▶ [WHAT THIS TASK INVOLVES] The following entries are to be repeated exactly, and the pictures are to be left behind.

(Stored data)
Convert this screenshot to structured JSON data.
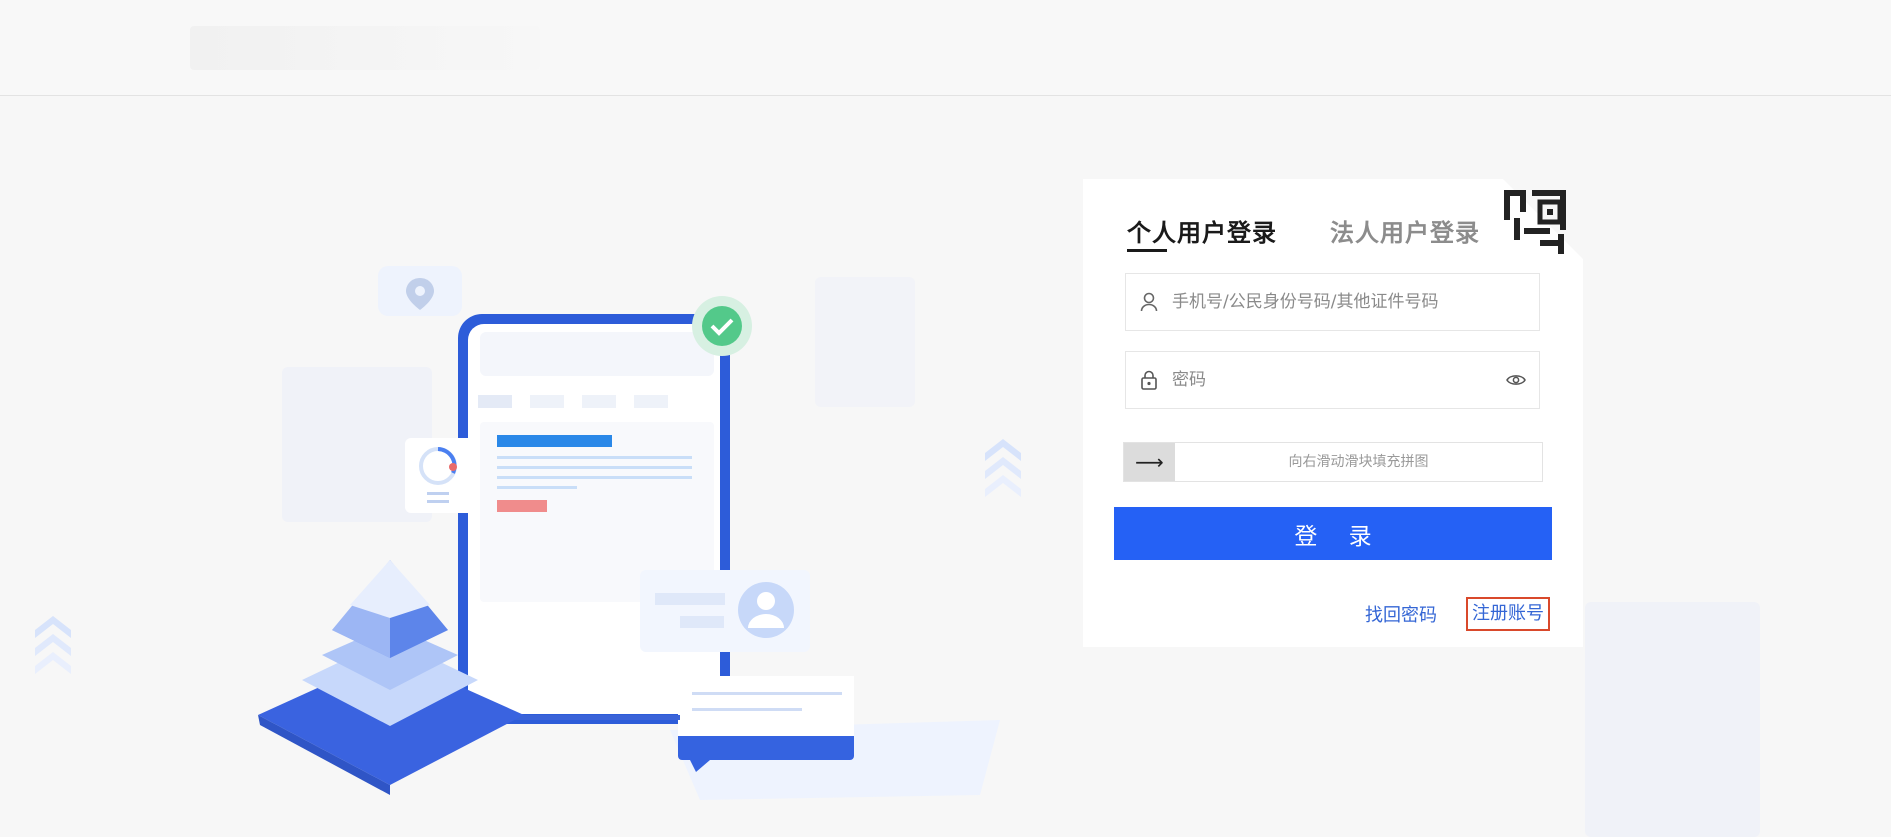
{
  "tabs": {
    "personal": "个人用户登录",
    "corporate": "法人用户登录"
  },
  "fields": {
    "account_placeholder": "手机号/公民身份号码/其他证件号码",
    "password_placeholder": "密码"
  },
  "slider": {
    "handle_glyph": "⟶",
    "hint": "向右滑动滑块填充拼图"
  },
  "buttons": {
    "login": "登 录",
    "find_password": "找回密码",
    "register": "注册账号"
  },
  "colors": {
    "primary": "#2561f5",
    "link": "#3466d5",
    "highlight_border": "#d9492b"
  },
  "icons": {
    "user": "user-icon",
    "lock": "lock-icon",
    "eye": "eye-icon",
    "qr": "qr-code-icon",
    "arrow": "arrow-right-icon"
  }
}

▶ [FINISHED EXERCISE]
Convert this screenshot to structured JSON data.
{
  "tabs": {
    "personal": "个人用户登录",
    "corporate": "法人用户登录"
  },
  "fields": {
    "account_placeholder": "手机号/公民身份号码/其他证件号码",
    "password_placeholder": "密码"
  },
  "slider": {
    "handle_glyph": "⟶",
    "hint": "向右滑动滑块填充拼图"
  },
  "buttons": {
    "login": "登 录",
    "find_password": "找回密码",
    "register": "注册账号"
  },
  "colors": {
    "primary": "#2561f5",
    "link": "#3466d5",
    "highlight_border": "#d9492b"
  },
  "icons": {
    "user": "user-icon",
    "lock": "lock-icon",
    "eye": "eye-icon",
    "qr": "qr-code-icon",
    "arrow": "arrow-right-icon"
  }
}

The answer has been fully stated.